Ultimately Ben was able to have his first BCG in Baton Rouge on April 26, and it went routinely. For most of us (except HK in Toronto), the very first BCG is a non-event, and so is the second one. From #3 and forwards things start to get interesting. Ben reports that he had no side effects, and that my relaxation techniques were effective. He also had some stern words with the doctor and staff, telling them he would overlook the poor start, but he expected better care in the future. And that he would be watching and participating. All were in agreement. When he returned a week later, they again reported an "infection" as indicated by leukocytes in the urine sample. While presence of leukocytes indicates abnormality in the sample, it is perfectly normal for post TURBT and post-BCG samples. But the doctor misinterpreted it as infection and Ben was sent home. He visited twice a week for two weeks to get his second BCG, only to be sent home each time. Ben called his urologist in New Orleans and complained. On his next visit, the incompetent urologist in Baton Rouge told him, "I don't know what to do. You should go to New Orleans where they do know how to proceed."
Ben made the two and a half hour drive to New Orleans to get his second BCG instillation from his original doctor on May 13, over two weeks after the first.

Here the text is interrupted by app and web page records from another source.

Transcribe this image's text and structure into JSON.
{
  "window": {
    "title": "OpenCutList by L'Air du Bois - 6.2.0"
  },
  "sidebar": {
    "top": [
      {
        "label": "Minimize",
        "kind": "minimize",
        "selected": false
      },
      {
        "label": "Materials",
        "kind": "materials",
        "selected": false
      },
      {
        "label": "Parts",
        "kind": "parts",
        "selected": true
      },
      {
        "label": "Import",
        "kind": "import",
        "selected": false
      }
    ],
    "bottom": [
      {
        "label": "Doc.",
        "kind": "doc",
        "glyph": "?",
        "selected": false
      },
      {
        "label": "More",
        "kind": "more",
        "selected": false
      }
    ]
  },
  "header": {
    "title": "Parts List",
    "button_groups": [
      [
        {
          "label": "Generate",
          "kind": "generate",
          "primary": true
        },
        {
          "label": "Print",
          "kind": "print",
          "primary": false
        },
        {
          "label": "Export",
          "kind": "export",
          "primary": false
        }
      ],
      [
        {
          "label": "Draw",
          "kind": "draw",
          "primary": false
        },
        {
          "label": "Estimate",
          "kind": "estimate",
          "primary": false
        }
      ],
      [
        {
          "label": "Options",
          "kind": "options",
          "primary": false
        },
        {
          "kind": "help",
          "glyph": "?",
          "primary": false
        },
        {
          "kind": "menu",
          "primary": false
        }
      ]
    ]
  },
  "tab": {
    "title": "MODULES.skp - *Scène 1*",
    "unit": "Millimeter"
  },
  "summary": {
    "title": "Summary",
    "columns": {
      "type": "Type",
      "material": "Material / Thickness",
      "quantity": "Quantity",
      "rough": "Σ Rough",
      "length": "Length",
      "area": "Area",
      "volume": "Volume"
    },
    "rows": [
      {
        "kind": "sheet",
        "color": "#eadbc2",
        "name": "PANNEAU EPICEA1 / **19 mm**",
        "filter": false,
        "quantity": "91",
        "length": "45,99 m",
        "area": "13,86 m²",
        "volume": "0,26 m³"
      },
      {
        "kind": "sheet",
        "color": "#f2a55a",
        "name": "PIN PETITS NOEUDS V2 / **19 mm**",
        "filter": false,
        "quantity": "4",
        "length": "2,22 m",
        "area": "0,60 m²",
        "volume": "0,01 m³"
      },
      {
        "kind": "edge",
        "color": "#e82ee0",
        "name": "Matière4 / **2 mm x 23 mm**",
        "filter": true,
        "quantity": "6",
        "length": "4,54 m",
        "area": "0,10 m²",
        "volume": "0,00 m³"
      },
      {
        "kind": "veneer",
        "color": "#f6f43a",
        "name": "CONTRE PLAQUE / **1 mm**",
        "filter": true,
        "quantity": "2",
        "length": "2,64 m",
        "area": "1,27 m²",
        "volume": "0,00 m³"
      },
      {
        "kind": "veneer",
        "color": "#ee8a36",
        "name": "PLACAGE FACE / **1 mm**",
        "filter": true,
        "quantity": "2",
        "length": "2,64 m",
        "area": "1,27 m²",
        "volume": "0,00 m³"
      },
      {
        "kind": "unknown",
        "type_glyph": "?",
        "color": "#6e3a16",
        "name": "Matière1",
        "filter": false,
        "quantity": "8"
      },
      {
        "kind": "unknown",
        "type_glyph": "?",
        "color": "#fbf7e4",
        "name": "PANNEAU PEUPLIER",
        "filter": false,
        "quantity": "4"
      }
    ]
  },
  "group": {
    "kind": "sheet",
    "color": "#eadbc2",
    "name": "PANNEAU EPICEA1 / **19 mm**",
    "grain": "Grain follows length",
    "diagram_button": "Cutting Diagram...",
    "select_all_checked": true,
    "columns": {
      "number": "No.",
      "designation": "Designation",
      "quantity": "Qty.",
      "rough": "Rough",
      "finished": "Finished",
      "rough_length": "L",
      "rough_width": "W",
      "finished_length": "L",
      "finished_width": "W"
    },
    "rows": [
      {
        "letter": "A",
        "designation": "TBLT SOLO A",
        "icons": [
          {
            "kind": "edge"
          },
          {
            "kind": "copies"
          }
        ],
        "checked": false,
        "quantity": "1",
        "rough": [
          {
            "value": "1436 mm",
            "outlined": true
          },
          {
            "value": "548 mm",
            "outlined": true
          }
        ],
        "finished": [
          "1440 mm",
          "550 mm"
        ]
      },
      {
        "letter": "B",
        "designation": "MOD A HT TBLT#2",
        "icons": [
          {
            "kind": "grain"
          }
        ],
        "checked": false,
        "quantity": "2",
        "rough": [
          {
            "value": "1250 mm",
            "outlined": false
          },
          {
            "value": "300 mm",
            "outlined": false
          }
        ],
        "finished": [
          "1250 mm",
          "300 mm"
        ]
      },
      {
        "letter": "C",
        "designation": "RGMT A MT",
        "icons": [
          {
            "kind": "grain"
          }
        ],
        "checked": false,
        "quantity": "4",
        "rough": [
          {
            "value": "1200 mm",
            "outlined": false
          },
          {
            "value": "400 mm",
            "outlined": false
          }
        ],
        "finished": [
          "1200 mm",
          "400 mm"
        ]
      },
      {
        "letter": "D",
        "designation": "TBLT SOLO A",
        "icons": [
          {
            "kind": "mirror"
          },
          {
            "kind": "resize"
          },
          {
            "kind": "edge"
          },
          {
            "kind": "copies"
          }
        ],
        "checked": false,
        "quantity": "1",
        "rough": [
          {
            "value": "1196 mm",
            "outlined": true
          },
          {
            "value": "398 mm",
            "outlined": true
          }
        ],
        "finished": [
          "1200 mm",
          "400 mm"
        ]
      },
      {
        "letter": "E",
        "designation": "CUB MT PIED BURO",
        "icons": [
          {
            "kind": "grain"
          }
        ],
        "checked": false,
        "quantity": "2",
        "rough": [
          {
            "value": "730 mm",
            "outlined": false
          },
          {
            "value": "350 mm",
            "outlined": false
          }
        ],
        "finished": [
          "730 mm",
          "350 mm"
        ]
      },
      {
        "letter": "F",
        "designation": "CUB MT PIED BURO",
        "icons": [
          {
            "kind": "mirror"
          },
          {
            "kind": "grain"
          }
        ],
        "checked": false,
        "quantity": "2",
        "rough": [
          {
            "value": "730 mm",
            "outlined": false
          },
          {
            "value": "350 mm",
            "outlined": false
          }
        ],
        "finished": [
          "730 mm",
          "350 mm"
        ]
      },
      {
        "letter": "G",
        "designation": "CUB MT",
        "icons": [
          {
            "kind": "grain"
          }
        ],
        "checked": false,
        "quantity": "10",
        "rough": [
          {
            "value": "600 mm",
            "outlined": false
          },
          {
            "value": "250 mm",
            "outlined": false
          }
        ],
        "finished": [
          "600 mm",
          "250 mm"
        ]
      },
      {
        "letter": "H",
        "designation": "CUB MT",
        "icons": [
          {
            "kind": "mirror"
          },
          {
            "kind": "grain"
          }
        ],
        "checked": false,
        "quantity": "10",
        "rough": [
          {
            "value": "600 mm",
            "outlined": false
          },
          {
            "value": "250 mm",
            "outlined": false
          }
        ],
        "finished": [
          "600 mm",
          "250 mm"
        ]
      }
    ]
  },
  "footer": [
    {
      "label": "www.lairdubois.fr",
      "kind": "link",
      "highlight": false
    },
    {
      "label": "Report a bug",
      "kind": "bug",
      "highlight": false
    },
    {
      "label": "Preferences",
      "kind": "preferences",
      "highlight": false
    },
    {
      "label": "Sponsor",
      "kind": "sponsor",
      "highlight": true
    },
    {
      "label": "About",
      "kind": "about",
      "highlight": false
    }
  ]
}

The good news is that it was also uneventful. The bad news is that the doctor decided not to count the first one in Baton Rouge, so he has to do 5 more. And now for the truly weird part. I asked Ben, "Since you have a 2.5 hour drive home, and you must begin biohazard handling after 2 hours, do you spend the night in New Orleans?" Absolutely not. Ben is truly the Mobile Biohazard Man. After two hours he and his wife pull over to the roadside and conduct Biohazard operations. Ben describes it in his own words:
"We have my SUV rigged like an ambulance...pretty funny to see. We get one of those urinals and big red biohazard bag from doctor's office, bottle of bleach, wipes, gloves, etc. Then when time comes, we just pull over. I will probably get arrested before its all over. Only thing that we need is one of those flashing yellow lights for roof mount."
Priceless. I told Ben that if he would send a picture, I would blog about it. And so here we have it. Ben F. from Louisiana and his mobile Biohazard Station!